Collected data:
- Opening Delimiter -
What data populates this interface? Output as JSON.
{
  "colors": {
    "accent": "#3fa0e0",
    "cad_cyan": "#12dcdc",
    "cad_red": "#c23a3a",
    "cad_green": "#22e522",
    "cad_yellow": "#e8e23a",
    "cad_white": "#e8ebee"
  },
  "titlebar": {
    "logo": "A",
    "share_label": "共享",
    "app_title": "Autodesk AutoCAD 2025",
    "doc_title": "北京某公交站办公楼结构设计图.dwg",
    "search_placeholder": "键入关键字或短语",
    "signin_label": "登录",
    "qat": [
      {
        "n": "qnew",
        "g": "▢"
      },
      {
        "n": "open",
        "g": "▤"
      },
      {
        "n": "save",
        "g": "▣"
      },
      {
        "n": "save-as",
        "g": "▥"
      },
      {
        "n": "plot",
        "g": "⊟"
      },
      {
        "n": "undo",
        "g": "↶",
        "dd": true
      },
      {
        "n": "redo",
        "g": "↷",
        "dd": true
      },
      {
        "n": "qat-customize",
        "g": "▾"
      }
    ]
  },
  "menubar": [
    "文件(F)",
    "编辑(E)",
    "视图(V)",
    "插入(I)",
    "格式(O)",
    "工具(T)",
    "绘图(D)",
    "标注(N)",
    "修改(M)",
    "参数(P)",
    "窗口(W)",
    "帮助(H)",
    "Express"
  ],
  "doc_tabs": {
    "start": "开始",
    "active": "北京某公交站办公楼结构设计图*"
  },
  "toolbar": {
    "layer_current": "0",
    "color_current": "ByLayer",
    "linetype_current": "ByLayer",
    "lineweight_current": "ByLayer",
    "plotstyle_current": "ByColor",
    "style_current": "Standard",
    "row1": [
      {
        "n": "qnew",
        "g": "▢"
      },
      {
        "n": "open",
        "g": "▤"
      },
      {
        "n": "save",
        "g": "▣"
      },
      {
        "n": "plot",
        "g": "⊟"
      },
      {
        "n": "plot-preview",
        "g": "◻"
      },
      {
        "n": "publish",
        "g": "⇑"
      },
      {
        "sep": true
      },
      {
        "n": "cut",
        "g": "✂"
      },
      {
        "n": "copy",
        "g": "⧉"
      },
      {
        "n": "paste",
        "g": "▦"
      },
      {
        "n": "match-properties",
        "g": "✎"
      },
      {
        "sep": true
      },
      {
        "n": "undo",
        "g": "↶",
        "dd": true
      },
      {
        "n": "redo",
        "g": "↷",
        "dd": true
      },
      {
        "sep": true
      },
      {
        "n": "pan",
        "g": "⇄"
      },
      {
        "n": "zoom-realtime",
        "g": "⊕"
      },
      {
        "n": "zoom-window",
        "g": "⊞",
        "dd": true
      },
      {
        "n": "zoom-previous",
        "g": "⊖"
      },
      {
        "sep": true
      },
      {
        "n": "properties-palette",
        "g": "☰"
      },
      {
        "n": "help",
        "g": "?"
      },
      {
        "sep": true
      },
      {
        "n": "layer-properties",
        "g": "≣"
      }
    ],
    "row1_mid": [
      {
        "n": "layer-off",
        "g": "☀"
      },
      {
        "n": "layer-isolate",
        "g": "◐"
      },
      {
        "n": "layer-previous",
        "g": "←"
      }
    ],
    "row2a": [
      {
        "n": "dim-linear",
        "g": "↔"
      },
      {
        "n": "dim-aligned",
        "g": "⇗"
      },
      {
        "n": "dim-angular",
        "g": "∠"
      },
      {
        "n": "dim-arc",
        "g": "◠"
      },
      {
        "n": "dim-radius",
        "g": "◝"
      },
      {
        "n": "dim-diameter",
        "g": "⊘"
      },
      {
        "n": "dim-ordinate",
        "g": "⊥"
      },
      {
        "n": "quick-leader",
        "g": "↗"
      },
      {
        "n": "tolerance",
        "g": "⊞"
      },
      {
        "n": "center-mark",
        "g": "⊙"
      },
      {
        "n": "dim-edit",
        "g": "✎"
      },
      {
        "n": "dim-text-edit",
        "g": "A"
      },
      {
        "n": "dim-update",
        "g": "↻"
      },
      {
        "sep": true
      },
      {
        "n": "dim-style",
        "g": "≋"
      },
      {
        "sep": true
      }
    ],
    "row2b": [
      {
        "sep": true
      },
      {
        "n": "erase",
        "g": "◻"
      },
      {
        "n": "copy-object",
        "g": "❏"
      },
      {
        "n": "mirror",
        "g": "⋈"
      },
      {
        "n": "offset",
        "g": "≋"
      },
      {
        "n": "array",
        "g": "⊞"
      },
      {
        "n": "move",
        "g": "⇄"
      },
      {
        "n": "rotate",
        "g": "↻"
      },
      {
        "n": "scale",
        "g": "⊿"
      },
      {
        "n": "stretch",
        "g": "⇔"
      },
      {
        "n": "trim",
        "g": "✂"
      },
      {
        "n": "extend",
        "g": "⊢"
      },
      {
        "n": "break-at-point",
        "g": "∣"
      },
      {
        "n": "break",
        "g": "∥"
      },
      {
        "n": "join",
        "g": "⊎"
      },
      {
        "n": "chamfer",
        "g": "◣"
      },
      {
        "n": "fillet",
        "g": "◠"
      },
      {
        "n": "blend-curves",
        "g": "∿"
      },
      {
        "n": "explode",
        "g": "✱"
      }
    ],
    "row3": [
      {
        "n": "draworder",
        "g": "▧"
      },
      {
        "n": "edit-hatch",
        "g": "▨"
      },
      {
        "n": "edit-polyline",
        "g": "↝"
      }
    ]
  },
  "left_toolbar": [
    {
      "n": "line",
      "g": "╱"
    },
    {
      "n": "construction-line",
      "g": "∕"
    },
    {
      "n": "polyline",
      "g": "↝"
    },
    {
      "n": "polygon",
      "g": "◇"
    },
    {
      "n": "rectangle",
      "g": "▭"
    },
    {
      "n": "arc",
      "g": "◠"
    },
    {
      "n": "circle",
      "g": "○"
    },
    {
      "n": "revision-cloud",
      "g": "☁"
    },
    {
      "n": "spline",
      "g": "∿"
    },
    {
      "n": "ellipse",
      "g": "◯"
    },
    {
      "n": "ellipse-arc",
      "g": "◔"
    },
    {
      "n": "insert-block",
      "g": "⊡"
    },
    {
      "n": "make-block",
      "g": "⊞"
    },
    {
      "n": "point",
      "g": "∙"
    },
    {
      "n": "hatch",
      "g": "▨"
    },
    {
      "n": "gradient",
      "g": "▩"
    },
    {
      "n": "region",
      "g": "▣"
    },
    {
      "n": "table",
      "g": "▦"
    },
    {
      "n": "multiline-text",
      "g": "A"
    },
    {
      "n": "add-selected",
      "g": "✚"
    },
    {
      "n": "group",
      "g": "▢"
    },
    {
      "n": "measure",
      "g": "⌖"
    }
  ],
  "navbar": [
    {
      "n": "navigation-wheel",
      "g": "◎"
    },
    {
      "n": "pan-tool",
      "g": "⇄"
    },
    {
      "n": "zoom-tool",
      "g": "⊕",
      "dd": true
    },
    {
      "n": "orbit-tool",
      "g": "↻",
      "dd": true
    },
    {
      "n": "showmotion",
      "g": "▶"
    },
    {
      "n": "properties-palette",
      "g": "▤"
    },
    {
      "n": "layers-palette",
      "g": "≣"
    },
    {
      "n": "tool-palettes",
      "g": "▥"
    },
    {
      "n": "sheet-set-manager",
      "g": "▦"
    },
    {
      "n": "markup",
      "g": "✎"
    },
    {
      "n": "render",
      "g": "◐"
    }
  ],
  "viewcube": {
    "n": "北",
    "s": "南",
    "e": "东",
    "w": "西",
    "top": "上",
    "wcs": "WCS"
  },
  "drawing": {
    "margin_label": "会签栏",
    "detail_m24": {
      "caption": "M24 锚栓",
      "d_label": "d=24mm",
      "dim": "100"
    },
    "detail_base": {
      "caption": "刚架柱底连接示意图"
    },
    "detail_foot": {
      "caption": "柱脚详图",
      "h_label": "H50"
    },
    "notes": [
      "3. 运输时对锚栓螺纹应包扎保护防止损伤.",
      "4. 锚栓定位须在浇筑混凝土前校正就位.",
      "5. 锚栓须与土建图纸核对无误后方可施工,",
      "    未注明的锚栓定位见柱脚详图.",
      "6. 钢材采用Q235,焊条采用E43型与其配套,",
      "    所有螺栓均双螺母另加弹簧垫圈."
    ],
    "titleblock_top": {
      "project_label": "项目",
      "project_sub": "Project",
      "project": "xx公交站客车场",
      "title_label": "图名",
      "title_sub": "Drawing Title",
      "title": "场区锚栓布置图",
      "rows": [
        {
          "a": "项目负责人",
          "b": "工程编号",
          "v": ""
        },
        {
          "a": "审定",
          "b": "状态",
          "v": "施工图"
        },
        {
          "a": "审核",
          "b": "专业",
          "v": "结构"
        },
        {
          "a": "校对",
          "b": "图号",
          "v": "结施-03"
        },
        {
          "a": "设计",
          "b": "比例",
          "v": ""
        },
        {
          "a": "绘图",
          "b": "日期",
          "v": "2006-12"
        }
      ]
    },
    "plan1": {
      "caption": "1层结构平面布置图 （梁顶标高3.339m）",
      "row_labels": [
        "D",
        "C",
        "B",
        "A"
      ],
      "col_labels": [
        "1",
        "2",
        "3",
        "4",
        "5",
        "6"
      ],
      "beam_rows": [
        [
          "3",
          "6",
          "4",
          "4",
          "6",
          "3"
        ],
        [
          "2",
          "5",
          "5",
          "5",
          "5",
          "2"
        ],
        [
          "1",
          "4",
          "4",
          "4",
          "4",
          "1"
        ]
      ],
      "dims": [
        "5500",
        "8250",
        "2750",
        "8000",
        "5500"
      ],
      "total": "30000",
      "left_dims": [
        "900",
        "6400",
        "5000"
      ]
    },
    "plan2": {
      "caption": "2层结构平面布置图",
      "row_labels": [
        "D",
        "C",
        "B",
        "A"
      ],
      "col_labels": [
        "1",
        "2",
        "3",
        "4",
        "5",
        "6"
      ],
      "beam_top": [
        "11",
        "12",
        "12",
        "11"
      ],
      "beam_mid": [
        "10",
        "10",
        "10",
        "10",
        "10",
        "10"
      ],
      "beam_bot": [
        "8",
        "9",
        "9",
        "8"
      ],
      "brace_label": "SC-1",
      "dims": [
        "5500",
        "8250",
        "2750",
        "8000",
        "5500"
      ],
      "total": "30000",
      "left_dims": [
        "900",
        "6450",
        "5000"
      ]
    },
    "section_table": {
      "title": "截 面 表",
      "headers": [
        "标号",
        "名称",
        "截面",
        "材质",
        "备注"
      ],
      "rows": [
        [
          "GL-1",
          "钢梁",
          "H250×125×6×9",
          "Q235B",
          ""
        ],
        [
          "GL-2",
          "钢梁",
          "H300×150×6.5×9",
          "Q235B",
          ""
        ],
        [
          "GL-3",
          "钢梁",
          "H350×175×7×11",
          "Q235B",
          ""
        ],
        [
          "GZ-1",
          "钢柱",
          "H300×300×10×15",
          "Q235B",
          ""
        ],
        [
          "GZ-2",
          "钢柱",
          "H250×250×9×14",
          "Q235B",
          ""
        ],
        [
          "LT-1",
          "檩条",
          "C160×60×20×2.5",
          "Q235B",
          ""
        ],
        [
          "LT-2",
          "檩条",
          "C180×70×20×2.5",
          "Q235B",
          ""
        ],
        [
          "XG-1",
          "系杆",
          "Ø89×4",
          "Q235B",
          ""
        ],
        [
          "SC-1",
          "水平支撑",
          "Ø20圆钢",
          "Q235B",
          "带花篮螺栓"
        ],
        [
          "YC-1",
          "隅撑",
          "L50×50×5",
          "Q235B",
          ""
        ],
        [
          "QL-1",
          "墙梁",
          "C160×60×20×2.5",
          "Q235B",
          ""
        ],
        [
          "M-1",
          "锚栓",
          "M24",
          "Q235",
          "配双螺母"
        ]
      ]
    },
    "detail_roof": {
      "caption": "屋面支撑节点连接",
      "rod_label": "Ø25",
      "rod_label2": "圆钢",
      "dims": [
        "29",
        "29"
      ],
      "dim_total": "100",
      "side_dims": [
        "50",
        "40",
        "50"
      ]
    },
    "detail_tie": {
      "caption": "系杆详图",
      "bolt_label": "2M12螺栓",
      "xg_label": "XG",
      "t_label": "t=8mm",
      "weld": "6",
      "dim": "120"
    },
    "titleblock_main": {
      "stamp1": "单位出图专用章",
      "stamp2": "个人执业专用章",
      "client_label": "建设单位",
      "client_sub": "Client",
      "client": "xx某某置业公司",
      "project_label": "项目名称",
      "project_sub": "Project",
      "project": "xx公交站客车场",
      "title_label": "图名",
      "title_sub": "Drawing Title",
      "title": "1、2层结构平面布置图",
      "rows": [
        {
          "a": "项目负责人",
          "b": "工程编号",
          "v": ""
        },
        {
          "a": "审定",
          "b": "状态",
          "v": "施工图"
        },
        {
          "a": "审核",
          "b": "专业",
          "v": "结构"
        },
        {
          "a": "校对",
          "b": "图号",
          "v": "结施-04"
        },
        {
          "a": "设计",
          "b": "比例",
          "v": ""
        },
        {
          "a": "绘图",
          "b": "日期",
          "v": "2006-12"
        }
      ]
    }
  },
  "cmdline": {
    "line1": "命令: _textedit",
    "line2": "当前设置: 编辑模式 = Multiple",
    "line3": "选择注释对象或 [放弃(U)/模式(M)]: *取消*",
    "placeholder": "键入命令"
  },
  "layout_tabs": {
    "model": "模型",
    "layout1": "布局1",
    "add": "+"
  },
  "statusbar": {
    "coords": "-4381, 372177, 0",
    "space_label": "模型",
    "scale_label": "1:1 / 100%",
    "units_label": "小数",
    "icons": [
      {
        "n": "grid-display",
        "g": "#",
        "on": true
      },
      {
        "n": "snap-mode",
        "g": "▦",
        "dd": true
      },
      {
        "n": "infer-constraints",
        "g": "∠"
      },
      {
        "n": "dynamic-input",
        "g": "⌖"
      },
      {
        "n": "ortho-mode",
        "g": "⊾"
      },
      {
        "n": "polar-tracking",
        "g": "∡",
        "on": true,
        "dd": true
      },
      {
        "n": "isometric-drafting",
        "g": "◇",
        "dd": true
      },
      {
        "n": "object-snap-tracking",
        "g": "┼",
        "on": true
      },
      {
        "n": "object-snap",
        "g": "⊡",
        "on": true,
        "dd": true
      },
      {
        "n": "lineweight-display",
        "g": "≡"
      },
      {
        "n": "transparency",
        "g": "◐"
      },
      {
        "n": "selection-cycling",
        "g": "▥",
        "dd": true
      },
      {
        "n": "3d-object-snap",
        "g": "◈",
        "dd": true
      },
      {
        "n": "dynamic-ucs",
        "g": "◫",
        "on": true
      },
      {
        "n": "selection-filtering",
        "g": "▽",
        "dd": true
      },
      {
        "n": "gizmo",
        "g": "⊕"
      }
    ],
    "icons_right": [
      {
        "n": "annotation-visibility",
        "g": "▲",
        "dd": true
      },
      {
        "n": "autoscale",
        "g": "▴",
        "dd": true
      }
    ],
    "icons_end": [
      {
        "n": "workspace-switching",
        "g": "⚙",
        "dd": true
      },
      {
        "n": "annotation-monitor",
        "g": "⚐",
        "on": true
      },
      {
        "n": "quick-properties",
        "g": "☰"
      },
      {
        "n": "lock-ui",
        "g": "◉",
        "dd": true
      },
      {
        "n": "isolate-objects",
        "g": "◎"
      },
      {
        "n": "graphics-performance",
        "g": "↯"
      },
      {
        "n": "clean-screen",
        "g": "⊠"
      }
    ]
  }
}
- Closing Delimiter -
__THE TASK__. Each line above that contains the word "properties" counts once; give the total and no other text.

__SOLUTION BELOW__. 5